If you deal with either commercial or residential property, you are responsible for the side effects of winter. In legal terms, snow and ice are the same as any other hazard presented on a property, and just like any other hazard, property managers can be held liable if they cause injury. To avoid litigation resulting from winter injuries, it is important that you are vigilant in your snow and ice removal efforts.

Download Printable Article (PDF) >>>

RECOGNIZING AND PREVENTING HAZARDS

Winter brings a variety of hazards that you need to prepare for; slips and falls are by far the most common injury associated with winter weather conditions. Diligent snow and ice removal can go far in keeping walkways and parking lots safe. Remove snow quickly after snowfalls, and salt regularly to keep ice from building up.

Not all winter hazards are under foot, however, icicles, along with other accumulations of frozen or heavy snow above walkways and building entrances, can cause serious injury if they fall on those below. Remove icicles and other buildup as soon as possible. If it still appears to present a hazard, consider rerouting foot traffic around the area.

Performing preventative maintenance in the summer and fall can also keep you prepared for winter storms. Make sure eaves are properly installed, and check that downspouts are aimed away from walkways. If eaves leak or downspouts direct water onto walkways, snow that melts in the heat of the day has the potential to freeze and create a hazard with cooler nighttime temperatures.

TRANSFERRING RESPONSIBILITIES TO TENANTS

For smaller residential rentals, such as single family homes or duplexes, the responsibility for snow and ice removal is commonly accepted by the tenant. To make sure responsibility is clearly established in this situation, the lease should include a provision citing the tenants as responsible for any snow and ice removal. This section of the lease should also establish how long after a snowfall the tenant has to clear public areas such as sidewalks, as most municipalities have laws requiring prompt snow removal. It is important to be as specific as possible to avoid any unnecessary liability or disputes after heavy storms.

CONTRACTING SNOW REMOVAL

Based on the size and number of properties you manage and the average snowfall in your area, you may be inclined to contract out snow removal to an independent company. While this can save you the time and costs associated with managing snow removal yourself, it is important that you choose wisely to avoid complicating matters.

First, make sure the contractor has sufficient resources to meet your demands. It is important that they can be onsite quickly after, or even during, a snowfall to make sure walkways and parking areas are cleared. It is also important that they have the equipment and manpower to finish the task quickly to reduce any disruption to tenants’ lives or businesses.

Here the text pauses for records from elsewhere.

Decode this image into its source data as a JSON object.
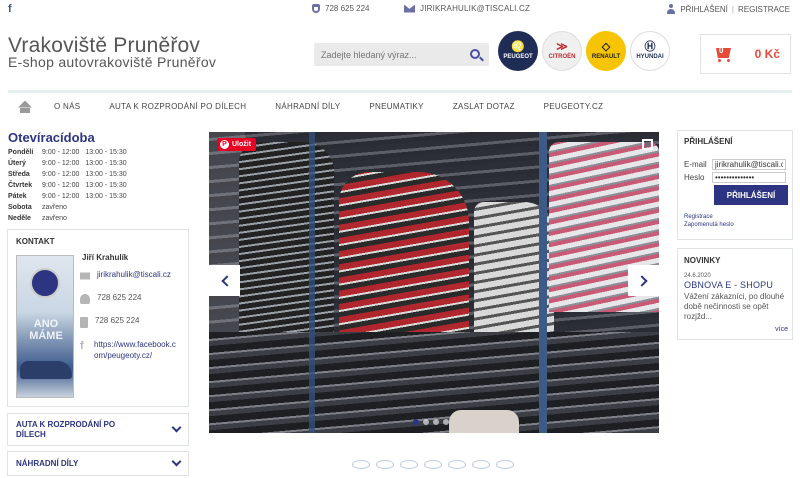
{
  "topbar": {
    "facebook_icon": "facebook-icon",
    "phone": "728 625 224",
    "email": "jirikrahulik@tiscali.cz",
    "login": "Přihlášení",
    "separator": "|",
    "register": "Registrace"
  },
  "header": {
    "title": "Vrakoviště Pruněřov",
    "subtitle": "E-shop autovrakoviště Pruněřov"
  },
  "search": {
    "placeholder": "Zadejte hledaný výraz..."
  },
  "brands": [
    {
      "name": "Peugeot",
      "label": "PEUGEOT",
      "color": "#1e2c56"
    },
    {
      "name": "Citroën",
      "label": "CITROËN",
      "color": "#c0282d"
    },
    {
      "name": "Renault",
      "label": "RENAULT",
      "color": "#f6c400"
    },
    {
      "name": "Hyundai",
      "label": "HYUNDAI",
      "color": "#1e2c56"
    }
  ],
  "cart": {
    "count": "0",
    "total": "0 Kč",
    "color": "#e84a3a"
  },
  "nav": {
    "home_icon": "home-icon",
    "items": [
      "O nás",
      "Auta k rozprodání po dílech",
      "Náhradní díly",
      "Pneumatiky",
      "Zaslat dotaz",
      "peugeoty.cz"
    ]
  },
  "hours": {
    "title": "Otevíracídoba",
    "rows": [
      {
        "day": "Pondělí",
        "am": "9:00 - 12:00",
        "pm": "13:00 - 15:30"
      },
      {
        "day": "Úterý",
        "am": "9:00 - 12:00",
        "pm": "13:00 - 15:30"
      },
      {
        "day": "Středa",
        "am": "9:00 - 12:00",
        "pm": "13:00 - 15:30"
      },
      {
        "day": "Čtvrtek",
        "am": "9:00 - 12:00",
        "pm": "13:00 - 15:30"
      },
      {
        "day": "Pátek",
        "am": "9:00 - 12:00",
        "pm": "13:00 - 15:30"
      },
      {
        "day": "Sobota",
        "am": "zavřeno",
        "pm": ""
      },
      {
        "day": "Neděle",
        "am": "zavřeno",
        "pm": ""
      }
    ]
  },
  "contact": {
    "heading": "Kontakt",
    "image_text": "ANO MÁME",
    "name": "Jiří Krahulík",
    "email": "jirikrahulik@tiscali.cz",
    "phone": "728 625 224",
    "mobile": "728 625 224",
    "facebook": "https://www.facebook.com/peugeoty.cz/"
  },
  "accordion": [
    {
      "label": "Auta k rozprodání po dílech"
    },
    {
      "label": "Náhradní díly"
    }
  ],
  "slider": {
    "pinterest_label": "Uložit",
    "slides": 4,
    "active_slide": 1,
    "accent": "#2d3583"
  },
  "login": {
    "heading": "Přihlášení",
    "email_label": "E-mail",
    "email_value": "jirikrahulik@tiscali.c",
    "password_label": "Heslo",
    "password_value": "••••••••••••••",
    "submit": "Přihlášení",
    "register_link": "Registrace",
    "forgot_link": "Zapomenutá heslo"
  },
  "news": {
    "heading": "Novinky",
    "date": "24.6.2020",
    "title": "Obnova e - shopu",
    "body": "Vážení zákazníci, po dlouhé době nečinnosti se opět rozjžd...",
    "more": "více"
  }
}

Second, make sure the company you hire carries the proper insurance, covering both its operations and its employees. The last thing you want is to end up being liable for a worker’s injury when liability for injury is the very thing you were trying to avoid. Also, much like the lease agreement with a residential tenant, it is important to specify the conditions and time constraints for removal in writing. When contracting any type of service, it is essential to have a written contract that will guarantee you receive the services you pay for.

It should be noted that hiring a removal service does not absolve you of liability. If the company you hire provides poor service, or simple does not show up at all, you are still the party responsible for any injury resulting from a winter hazard. Make sure to pick a reputable company that you can trust to do a good job, and always have a plan of action for removal if they are unable to complete the work as quickly or effectively as you require.

For additional questions on your risks and exposures, or on appropriate coverages to protect you from liability or costly disputes, contact Hardenbergh Insurance Group today.

For more information, contact:

winter-weather-liabilitiesBrian Blaston
Commercial Lines – Manager
Hardenbergh Insurance Group
phone: 856.489.9100 x 139
fax: 856.673.5955
www.hig.net

Share

Share

Share